I would appreciate any other insight you’d like to share on how your news coverage may differ from ours.


  1. Israel couldn’t provide a single evidence of that accusation. Red Cross asked them to provide evidence, but they could not.

Lets get this media biased accusation cleared up here and now.

The leader of the Norwegian red cross in Palestine asked Israel several times to provide proof of this. Israel claimed they had seen this on a satellite. They didn’t gave him anything.

http://www.zogby.com/ is a good place to get numbers on American support of the two sides - new poll numbers up today.

As stated, the Israelis support here is much stronger, but there seems to be a good percentage (72%) in support of a Palestinian state.

Sorry - again, I was not specific enough.

You’re right, of course. It is required for certain products to be labelled in the manner you describe. What is, AFAIK, illegal is for retailers or distributors to decide, on their own, to place labels on packages on their shelves.

For example, imgaine that I manufactured widgets and sailor did not like me. If he owned a store which sold widgets, he would be free to not carry my brand. But, he would not be free to stock my brand and place a label on every one that said, “sdimbert is a wiener.”

At least, that’s what I think the law says.

Similarly, while citizens of Norway may want to boycott Israeli goods, I’d imagine it illegal for Norwegian shopkeepers to “helpfully” identify the Israeli products in their stores.

Again, I may be wrong… if so, please correct me.

Whether this statement is correct or not, it is different from what we’re seeing here in the States.
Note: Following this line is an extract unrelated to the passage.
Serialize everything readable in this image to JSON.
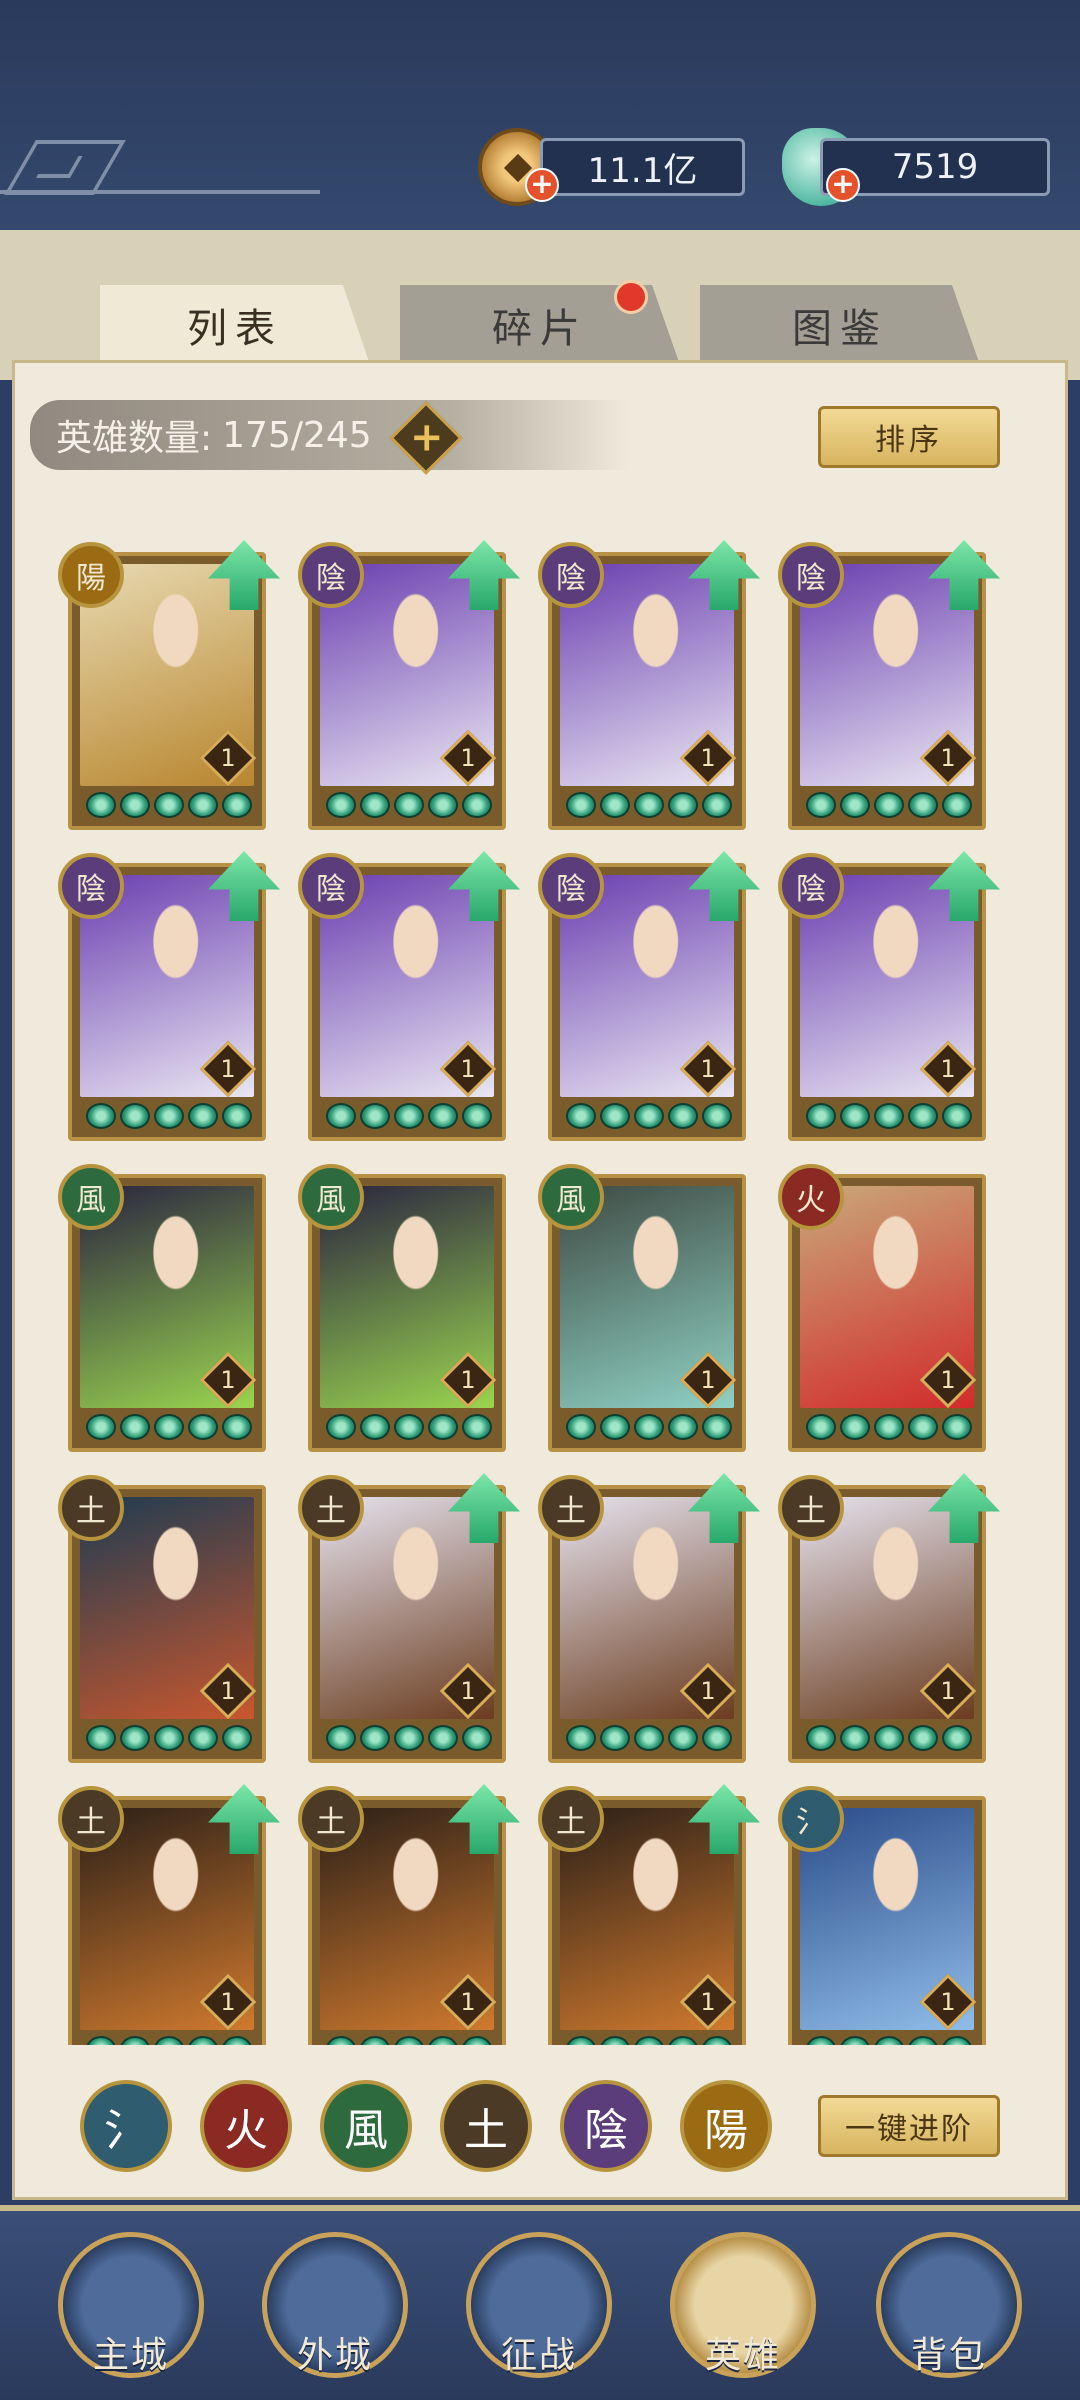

Can you tell us the source from which you learned this information? If it’s on the internet, can you provide a link to the source?

That’s the usual practice on this Great Debates message board.

Since “Made in Israel” is required by Federal Law the whole issue is moot. At any rate, of course a merchant can legally put a large sign saying “Made in Israel”. You have never seen such things? What I don’t understand is why a merchant would put a sign saying “Don’t buy this” rather than just not carry the product. What is possible is that the manufacturer or distributor may limit contractually what you can do. Thay can require the merchant to expose the product in a certain manner etc. But nothing required by law.

So you have said (in various ways) on several occasions. We are now asking that you provide a link to a web site in which this claim was made.

Several people have provided evidence against your claim. Do you have any evidence that their information is wrong?

If you do not, it would appear that you are simply repeating what you wish to believe and that you are the one judging Israel without having any actual facts.